**Data**
********************

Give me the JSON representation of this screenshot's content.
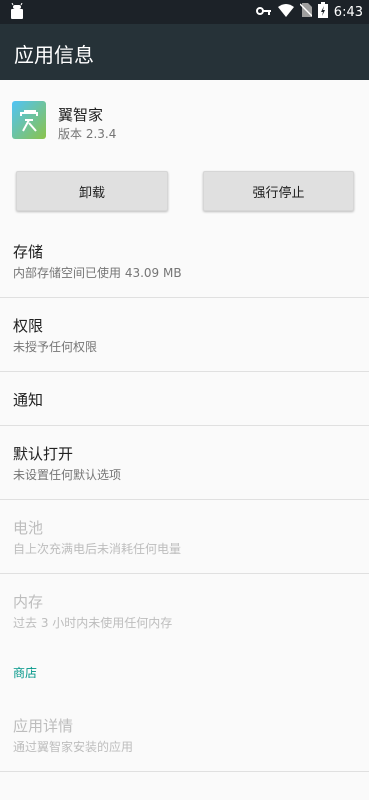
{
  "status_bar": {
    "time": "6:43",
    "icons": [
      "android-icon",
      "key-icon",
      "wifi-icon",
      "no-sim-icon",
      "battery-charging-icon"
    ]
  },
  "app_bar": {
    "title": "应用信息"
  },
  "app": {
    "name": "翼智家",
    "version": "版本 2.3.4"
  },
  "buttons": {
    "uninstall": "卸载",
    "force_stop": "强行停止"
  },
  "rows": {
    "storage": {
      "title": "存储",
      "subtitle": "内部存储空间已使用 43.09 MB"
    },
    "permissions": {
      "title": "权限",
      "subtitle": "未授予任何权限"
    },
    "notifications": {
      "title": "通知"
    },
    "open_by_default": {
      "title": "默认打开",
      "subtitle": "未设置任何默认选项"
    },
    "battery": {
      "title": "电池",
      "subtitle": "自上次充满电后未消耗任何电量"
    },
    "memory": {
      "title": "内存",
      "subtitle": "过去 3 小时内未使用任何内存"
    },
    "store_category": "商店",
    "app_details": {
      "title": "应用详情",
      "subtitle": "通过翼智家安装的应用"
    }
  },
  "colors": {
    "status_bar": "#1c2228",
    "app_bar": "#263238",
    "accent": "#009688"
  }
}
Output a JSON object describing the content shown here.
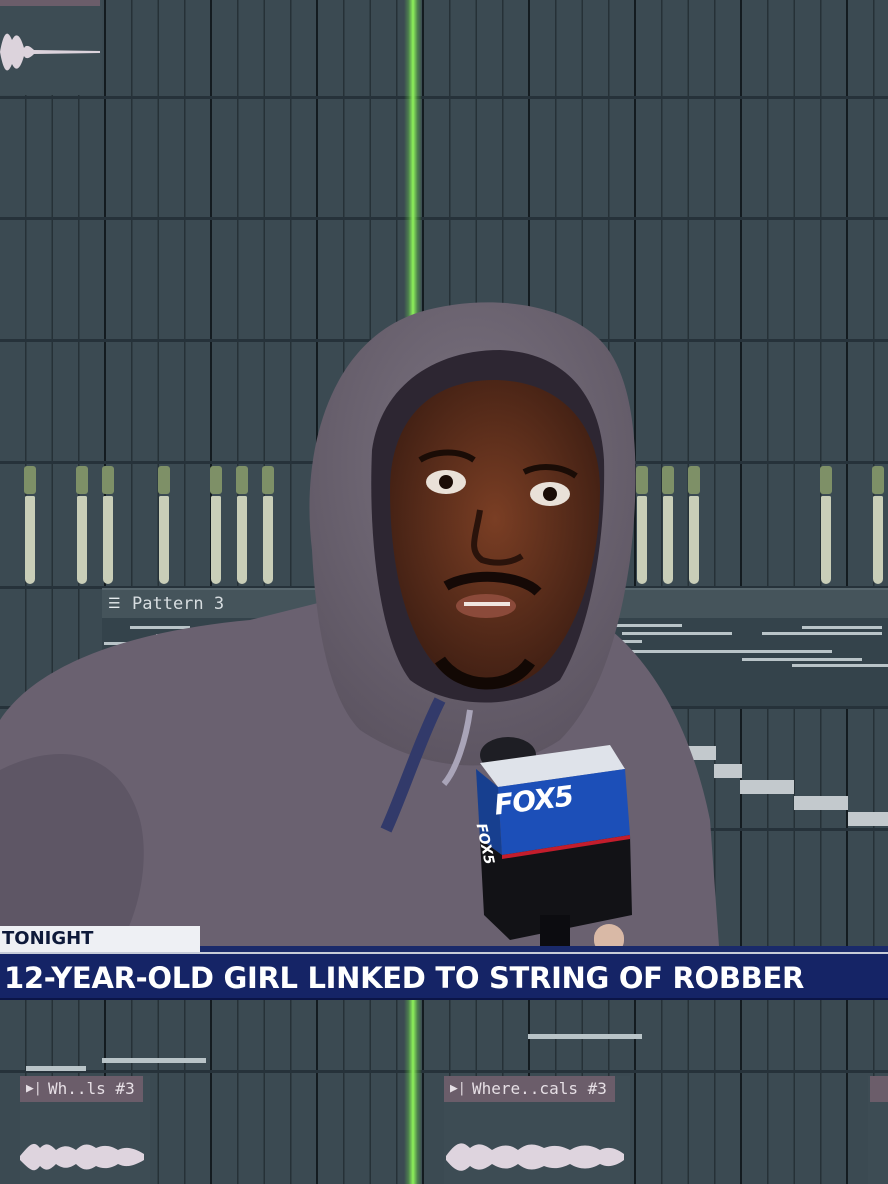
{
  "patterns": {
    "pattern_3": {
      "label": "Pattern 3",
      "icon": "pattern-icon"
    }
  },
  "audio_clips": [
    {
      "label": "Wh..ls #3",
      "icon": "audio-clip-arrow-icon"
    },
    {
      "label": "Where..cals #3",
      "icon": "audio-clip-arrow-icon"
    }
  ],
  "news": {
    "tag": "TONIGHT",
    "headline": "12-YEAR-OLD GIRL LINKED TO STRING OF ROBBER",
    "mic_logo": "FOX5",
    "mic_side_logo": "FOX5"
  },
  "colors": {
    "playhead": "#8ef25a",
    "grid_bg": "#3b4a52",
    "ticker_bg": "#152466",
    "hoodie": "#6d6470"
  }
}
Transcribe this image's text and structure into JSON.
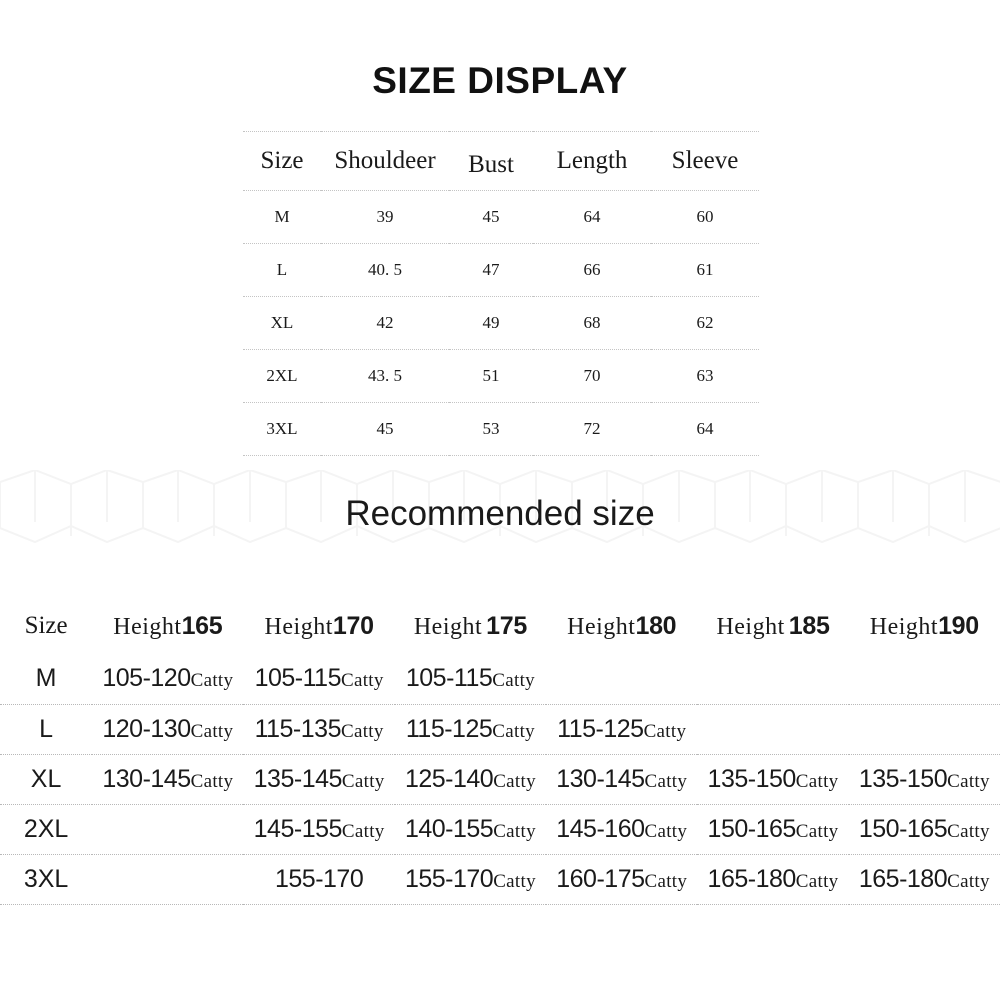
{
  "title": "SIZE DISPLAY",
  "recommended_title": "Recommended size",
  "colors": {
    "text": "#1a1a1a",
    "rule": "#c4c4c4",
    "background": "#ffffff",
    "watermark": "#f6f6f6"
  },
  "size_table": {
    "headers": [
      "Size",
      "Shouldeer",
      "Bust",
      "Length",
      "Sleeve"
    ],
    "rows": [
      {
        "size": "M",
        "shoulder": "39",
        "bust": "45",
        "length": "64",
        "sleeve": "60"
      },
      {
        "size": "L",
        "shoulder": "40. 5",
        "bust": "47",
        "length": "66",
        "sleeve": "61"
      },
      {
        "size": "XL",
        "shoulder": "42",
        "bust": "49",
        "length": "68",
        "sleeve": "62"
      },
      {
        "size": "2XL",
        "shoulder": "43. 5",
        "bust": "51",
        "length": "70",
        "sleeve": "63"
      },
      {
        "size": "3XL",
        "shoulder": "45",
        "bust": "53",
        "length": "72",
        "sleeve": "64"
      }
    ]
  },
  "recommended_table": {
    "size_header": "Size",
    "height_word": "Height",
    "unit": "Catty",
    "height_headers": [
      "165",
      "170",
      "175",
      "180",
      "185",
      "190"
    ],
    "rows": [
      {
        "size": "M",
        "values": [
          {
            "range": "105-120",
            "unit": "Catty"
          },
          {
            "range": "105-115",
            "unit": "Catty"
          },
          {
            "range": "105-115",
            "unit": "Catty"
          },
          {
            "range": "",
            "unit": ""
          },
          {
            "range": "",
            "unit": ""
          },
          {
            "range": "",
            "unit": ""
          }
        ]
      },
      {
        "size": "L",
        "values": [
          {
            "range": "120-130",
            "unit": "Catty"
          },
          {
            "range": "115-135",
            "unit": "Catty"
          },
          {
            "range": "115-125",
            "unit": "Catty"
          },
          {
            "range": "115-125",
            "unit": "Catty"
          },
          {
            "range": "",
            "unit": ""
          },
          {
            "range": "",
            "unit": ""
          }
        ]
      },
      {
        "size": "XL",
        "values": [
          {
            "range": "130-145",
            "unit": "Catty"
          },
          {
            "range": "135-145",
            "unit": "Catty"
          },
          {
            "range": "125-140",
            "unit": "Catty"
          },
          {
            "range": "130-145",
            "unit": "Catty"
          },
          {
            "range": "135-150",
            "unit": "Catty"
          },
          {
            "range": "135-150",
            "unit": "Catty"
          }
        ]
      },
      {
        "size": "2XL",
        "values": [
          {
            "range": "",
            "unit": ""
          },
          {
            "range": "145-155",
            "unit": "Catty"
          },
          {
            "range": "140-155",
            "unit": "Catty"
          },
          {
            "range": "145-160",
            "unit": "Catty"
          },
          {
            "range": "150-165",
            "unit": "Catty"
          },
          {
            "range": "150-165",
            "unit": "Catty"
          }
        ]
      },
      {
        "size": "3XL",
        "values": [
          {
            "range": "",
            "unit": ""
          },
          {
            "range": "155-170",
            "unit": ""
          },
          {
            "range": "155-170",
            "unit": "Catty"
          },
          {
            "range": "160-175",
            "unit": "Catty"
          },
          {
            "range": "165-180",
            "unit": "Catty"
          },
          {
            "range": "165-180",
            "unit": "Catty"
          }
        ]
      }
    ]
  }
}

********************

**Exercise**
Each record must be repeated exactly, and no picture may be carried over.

**Response**
Give me the JSON representation of this screenshot's content.
{
  "status_bar": {
    "time": "6:43",
    "icons": [
      "android-icon",
      "key-icon",
      "wifi-icon",
      "no-sim-icon",
      "battery-charging-icon"
    ]
  },
  "app_bar": {
    "title": "应用信息"
  },
  "app": {
    "name": "翼智家",
    "version": "版本 2.3.4"
  },
  "buttons": {
    "uninstall": "卸载",
    "force_stop": "强行停止"
  },
  "rows": {
    "storage": {
      "title": "存储",
      "subtitle": "内部存储空间已使用 43.09 MB"
    },
    "permissions": {
      "title": "权限",
      "subtitle": "未授予任何权限"
    },
    "notifications": {
      "title": "通知"
    },
    "open_by_default": {
      "title": "默认打开",
      "subtitle": "未设置任何默认选项"
    },
    "battery": {
      "title": "电池",
      "subtitle": "自上次充满电后未消耗任何电量"
    },
    "memory": {
      "title": "内存",
      "subtitle": "过去 3 小时内未使用任何内存"
    },
    "store_category": "商店",
    "app_details": {
      "title": "应用详情",
      "subtitle": "通过翼智家安装的应用"
    }
  },
  "colors": {
    "status_bar": "#1c2228",
    "app_bar": "#263238",
    "accent": "#009688"
  }
}
Output a JSON object describing the content shown here.
{
  "patterns": {
    "pattern_3": {
      "label": "Pattern 3",
      "icon": "pattern-icon"
    }
  },
  "audio_clips": [
    {
      "label": "Wh..ls #3",
      "icon": "audio-clip-arrow-icon"
    },
    {
      "label": "Where..cals #3",
      "icon": "audio-clip-arrow-icon"
    }
  ],
  "news": {
    "tag": "TONIGHT",
    "headline": "12-YEAR-OLD GIRL LINKED TO STRING OF ROBBER",
    "mic_logo": "FOX5",
    "mic_side_logo": "FOX5"
  },
  "colors": {
    "playhead": "#8ef25a",
    "grid_bg": "#3b4a52",
    "ticker_bg": "#152466",
    "hoodie": "#6d6470"
  }
}
Transcribe this image's text and structure into JSON.
{
  "title": "SIZE DISPLAY",
  "recommended_title": "Recommended size",
  "colors": {
    "text": "#1a1a1a",
    "rule": "#c4c4c4",
    "background": "#ffffff",
    "watermark": "#f6f6f6"
  },
  "size_table": {
    "headers": [
      "Size",
      "Shouldeer",
      "Bust",
      "Length",
      "Sleeve"
    ],
    "rows": [
      {
        "size": "M",
        "shoulder": "39",
        "bust": "45",
        "length": "64",
        "sleeve": "60"
      },
      {
        "size": "L",
        "shoulder": "40. 5",
        "bust": "47",
        "length": "66",
        "sleeve": "61"
      },
      {
        "size": "XL",
        "shoulder": "42",
        "bust": "49",
        "length": "68",
        "sleeve": "62"
      },
      {
        "size": "2XL",
        "shoulder": "43. 5",
        "bust": "51",
        "length": "70",
        "sleeve": "63"
      },
      {
        "size": "3XL",
        "shoulder": "45",
        "bust": "53",
        "length": "72",
        "sleeve": "64"
      }
    ]
  },
  "recommended_table": {
    "size_header": "Size",
    "height_word": "Height",
    "unit": "Catty",
    "height_headers": [
      "165",
      "170",
      "175",
      "180",
      "185",
      "190"
    ],
    "rows": [
      {
        "size": "M",
        "values": [
          {
            "range": "105-120",
            "unit": "Catty"
          },
          {
            "range": "105-115",
            "unit": "Catty"
          },
          {
            "range": "105-115",
            "unit": "Catty"
          },
          {
            "range": "",
            "unit": ""
          },
          {
            "range": "",
            "unit": ""
          },
          {
            "range": "",
            "unit": ""
          }
        ]
      },
      {
        "size": "L",
        "values": [
          {
            "range": "120-130",
            "unit": "Catty"
          },
          {
            "range": "115-135",
            "unit": "Catty"
          },
          {
            "range": "115-125",
            "unit": "Catty"
          },
          {
            "range": "115-125",
            "unit": "Catty"
          },
          {
            "range": "",
            "unit": ""
          },
          {
            "range": "",
            "unit": ""
          }
        ]
      },
      {
        "size": "XL",
        "values": [
          {
            "range": "130-145",
            "unit": "Catty"
          },
          {
            "range": "135-145",
            "unit": "Catty"
          },
          {
            "range": "125-140",
            "unit": "Catty"
          },
          {
            "range": "130-145",
            "unit": "Catty"
          },
          {
            "range": "135-150",
            "unit": "Catty"
          },
          {
            "range": "135-150",
            "unit": "Catty"
          }
        ]
      },
      {
        "size": "2XL",
        "values": [
          {
            "range": "",
            "unit": ""
          },
          {
            "range": "145-155",
            "unit": "Catty"
          },
          {
            "range": "140-155",
            "unit": "Catty"
          },
          {
            "range": "145-160",
            "unit": "Catty"
          },
          {
            "range": "150-165",
            "unit": "Catty"
          },
          {
            "range": "150-165",
            "unit": "Catty"
          }
        ]
      },
      {
        "size": "3XL",
        "values": [
          {
            "range": "",
            "unit": ""
          },
          {
            "range": "155-170",
            "unit": ""
          },
          {
            "range": "155-170",
            "unit": "Catty"
          },
          {
            "range": "160-175",
            "unit": "Catty"
          },
          {
            "range": "165-180",
            "unit": "Catty"
          },
          {
            "range": "165-180",
            "unit": "Catty"
          }
        ]
      }
    ]
  }
}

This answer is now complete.